Rhetorical Analysis Albert Einstein's Letter to Phyllis WrightEssay Rhetorical Analysis Albert Einstein's Letter to Phyllis Wright and over other 26,000+ free term papers, essays and research papers examples are available on the website!
Autor: people • August 19, 2012 • Essay • 526 Words (3 Pages) • 6,016 Views
I think Albert Einstein's letter to Phyllis Wright was immensely rhetorically effective. The response correctly conveys how great scientists such as himself view important things such as religion. Due to the fact that he is considered one of the greatest scientists of all time, he has the credibility to report upon his beliefs without infringing on how other scientists would feel about the issue. He also does something very important in any rhetorical piece of writing, he takes into account the opposing side and how their views may contradict his views.
Albert Einstein states in the letter "everyone who is seriously involved in the pursuit of science becomes convinced that a spirit is manifest in the laws of the Universe" By saying this he gives off the idea that he has became open to the opinion of others, without clearly stating that he believes either way. He isn't trying to disprove a religious spirit exists, but solely trying to show a difference between religious spirit and science.
The subject, speaker, audience relationship is of great importance in any substantial piece of rhetorical writing. Einstein had a tremendous task of displaying his scientific importance yet come across clearly to a sixth grade student. At the beginning of the letter he states that he will answer Phyllis' question "as simply" as he could. He even made it clear when the answer was going to be stated by saying "Here is my answer." If Einstein was writing this letter to an English major, he wouldn't have made the wording as clear and would have made it harder to grasp the main points in the writing. He did a fine job making the subject comprehensible to a sixth grader.
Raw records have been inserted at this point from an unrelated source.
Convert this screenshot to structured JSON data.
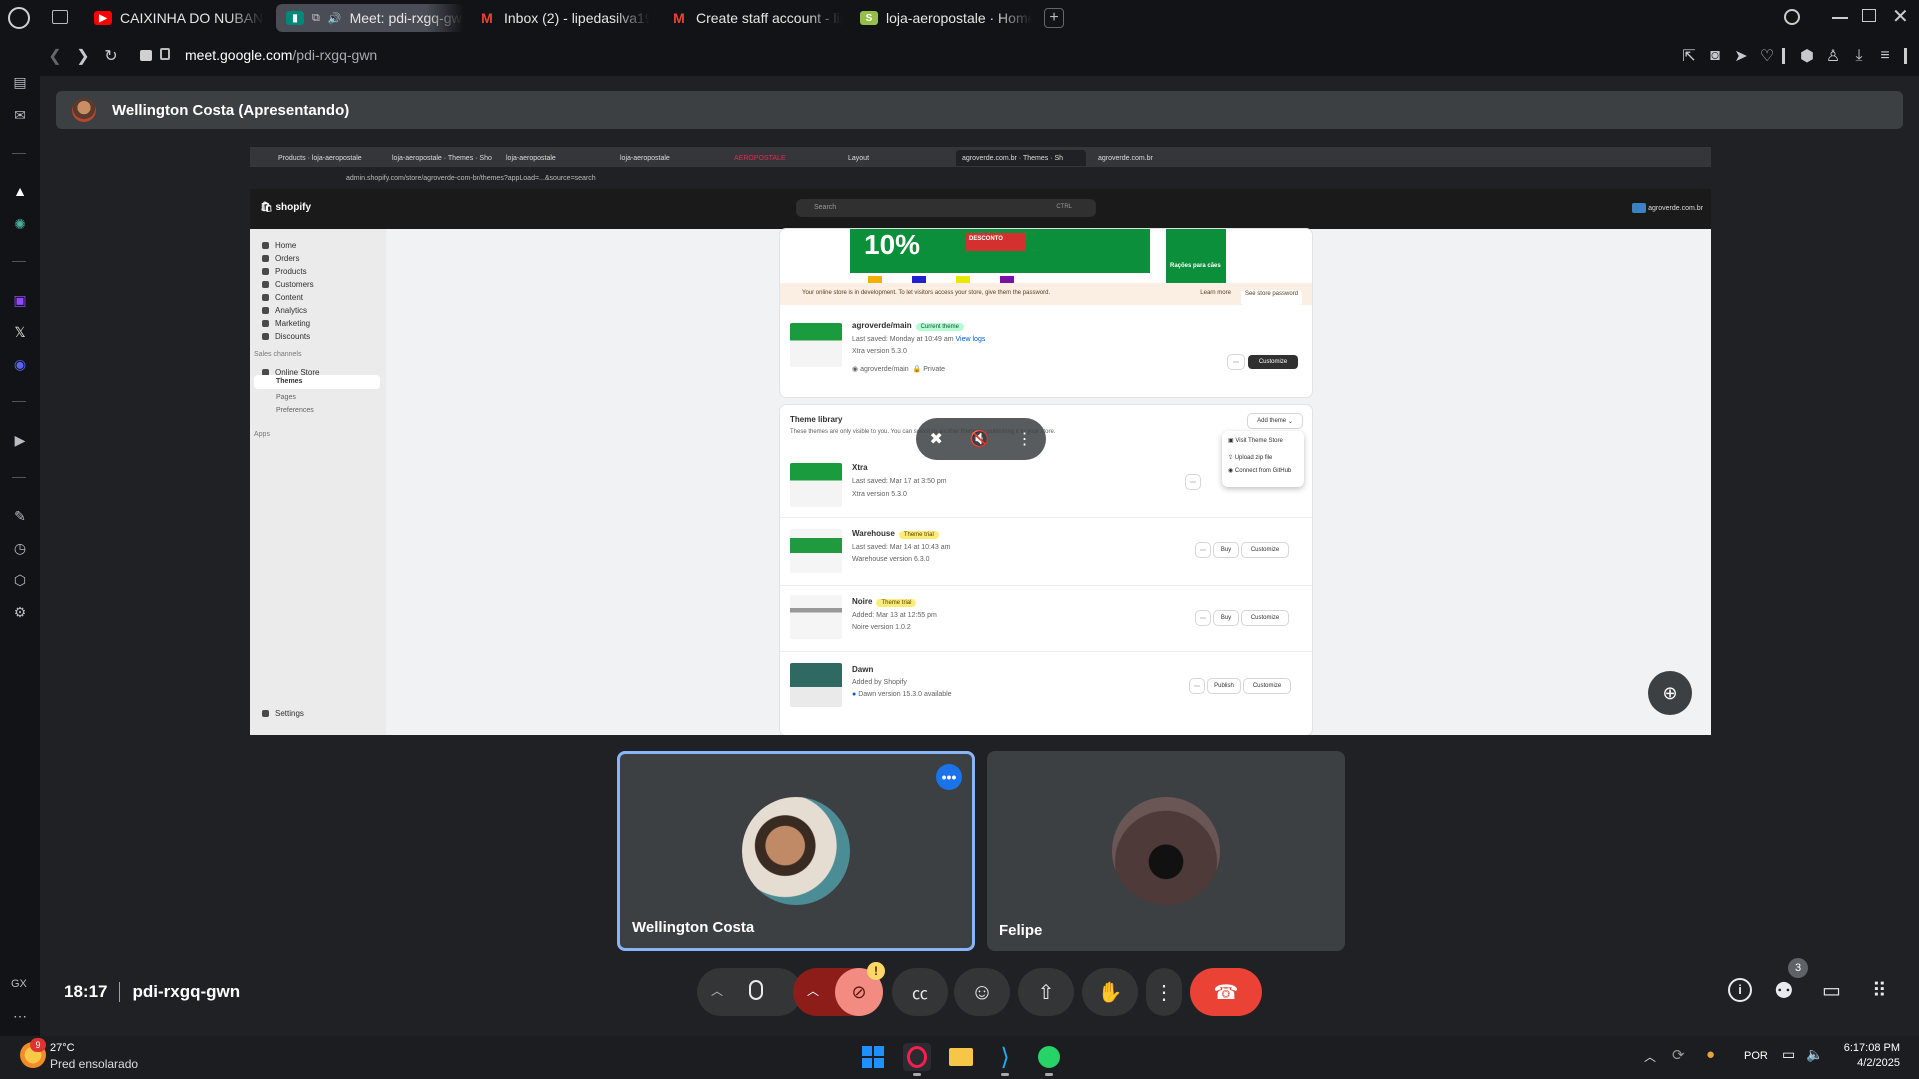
{
  "browser": {
    "tabs": [
      {
        "label": "CAIXINHA DO NUBANK V",
        "icon": "youtube-icon"
      },
      {
        "label": "Meet: pdi-rxgq-gw",
        "icon": "meet-icon",
        "active": true
      },
      {
        "label": "Inbox (2) - lipedasilva1910",
        "icon": "gmail-icon"
      },
      {
        "label": "Create staff account - lip",
        "icon": "gmail-icon"
      },
      {
        "label": "loja-aeropostale · Home ·",
        "icon": "shopify-icon"
      }
    ],
    "url_host": "meet.google.com",
    "url_path": "/pdi-rxgq-gwn"
  },
  "meet": {
    "presenter_label": "Wellington Costa (Apresentando)",
    "time": "18:17",
    "meeting_code": "pdi-rxgq-gwn",
    "participant_count": "3",
    "camera_warning": "!",
    "participants": [
      {
        "name": "Wellington Costa",
        "speaking": true
      },
      {
        "name": "Felipe",
        "speaking": false
      }
    ]
  },
  "shared_screen": {
    "tabs": [
      "Products · loja-aeropostale",
      "loja-aeropostale · Themes · Sho",
      "loja-aeropostale",
      "loja-aeropostale",
      "AEROPOSTALE",
      "Layout",
      "agroverde.com.br · Themes · Sh",
      "agroverde.com.br"
    ],
    "url": "admin.shopify.com/store/agroverde-com-br/themes?appLoad=...&source=search",
    "brand": "shopify",
    "search_placeholder": "Search",
    "search_shortcut": "CTRL",
    "store_name": "agroverde.com.br",
    "nav": [
      "Home",
      "Orders",
      "Products",
      "Customers",
      "Content",
      "Analytics",
      "Marketing",
      "Discounts"
    ],
    "sales_channels": "Sales channels",
    "online_store": "Online Store",
    "online_store_sub": [
      "Themes",
      "Pages",
      "Preferences"
    ],
    "apps": "Apps",
    "settings": "Settings",
    "banner_promo_big": "10%",
    "banner_promo_small": "DESCONTO",
    "banner_side": "Rações para cães",
    "notice": "Your online store is in development. To let visitors access your store, give them the password.",
    "notice_learn": "Learn more",
    "notice_btn": "See store password",
    "current_theme": {
      "name": "agroverde/main",
      "badge": "Current theme",
      "saved": "Last saved: Monday at 10:49 am",
      "view_logs": "View logs",
      "version": "Xtra version 5.3.0",
      "repo": "agroverde/main",
      "visibility": "Private",
      "customize": "Customize"
    },
    "library_title": "Theme library",
    "library_desc": "These themes are only visible to you. You can switch to another theme by publishing it to your store.",
    "add_theme": "Add theme",
    "add_theme_menu": [
      "Visit Theme Store",
      "Upload zip file",
      "Connect from GitHub"
    ],
    "themes": [
      {
        "name": "Xtra",
        "badge": "",
        "line1": "Last saved: Mar 17 at 3:50 pm",
        "line2": "Xtra version 5.3.0",
        "actions": [
          "Publish",
          "Customize"
        ]
      },
      {
        "name": "Warehouse",
        "badge": "Theme trial",
        "line1": "Last saved: Mar 14 at 10:43 am",
        "line2": "Warehouse version 6.3.0",
        "actions": [
          "Buy",
          "Customize"
        ]
      },
      {
        "name": "Noire",
        "badge": "Theme trial",
        "line1": "Added: Mar 13 at 12:55 pm",
        "line2": "Noire version 1.0.2",
        "actions": [
          "Buy",
          "Customize"
        ]
      },
      {
        "name": "Dawn",
        "badge": "",
        "line1": "Added by Shopify",
        "line2": "Dawn version 15.3.0 available",
        "actions": [
          "Publish",
          "Customize"
        ]
      }
    ]
  },
  "taskbar": {
    "weather_temp": "27°C",
    "weather_desc": "Pred ensolarado",
    "weather_badge": "9",
    "language": "POR",
    "clock_time": "6:17:08 PM",
    "clock_date": "4/2/2025"
  },
  "sidebar": {
    "gx_label": "GX"
  },
  "colors": {
    "meet_bg": "#202124",
    "end_call": "#ea4335",
    "speaking_border": "#8ab4f8",
    "camera_off": "#f28b82"
  }
}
Logos, ethos, and pathos are dramatically important in the overall "feel" the reader has after reading a piece of writing. If the author's writing comes across the wrong way to the reader, they are more than likely not going to be pleased with what they have read. Albert Einstein explains throughout the letter that whether or not scientists believe in religion, they must believe that there is a higher power in order for some works of nature to happen. This is due to the fact that some things can't be proved scientifically, therefore there must be a greater explanation. I don't think Einstein portrayed himself as much emotionally, but showed an understanding of all point of views, and simply stated what he believed. Einstein's position was backed logically by the fact that he stated obvious reason for some higher power; he also stated that "everything that takes place is determined by the laws of nature." Stating both sides of the argument is more effective in making the reader feel comfortable with the piece, and not bombarded with a strict one-sided point of view. Of course Albert Einstein has great credibility, that was not a problem. However, something that could have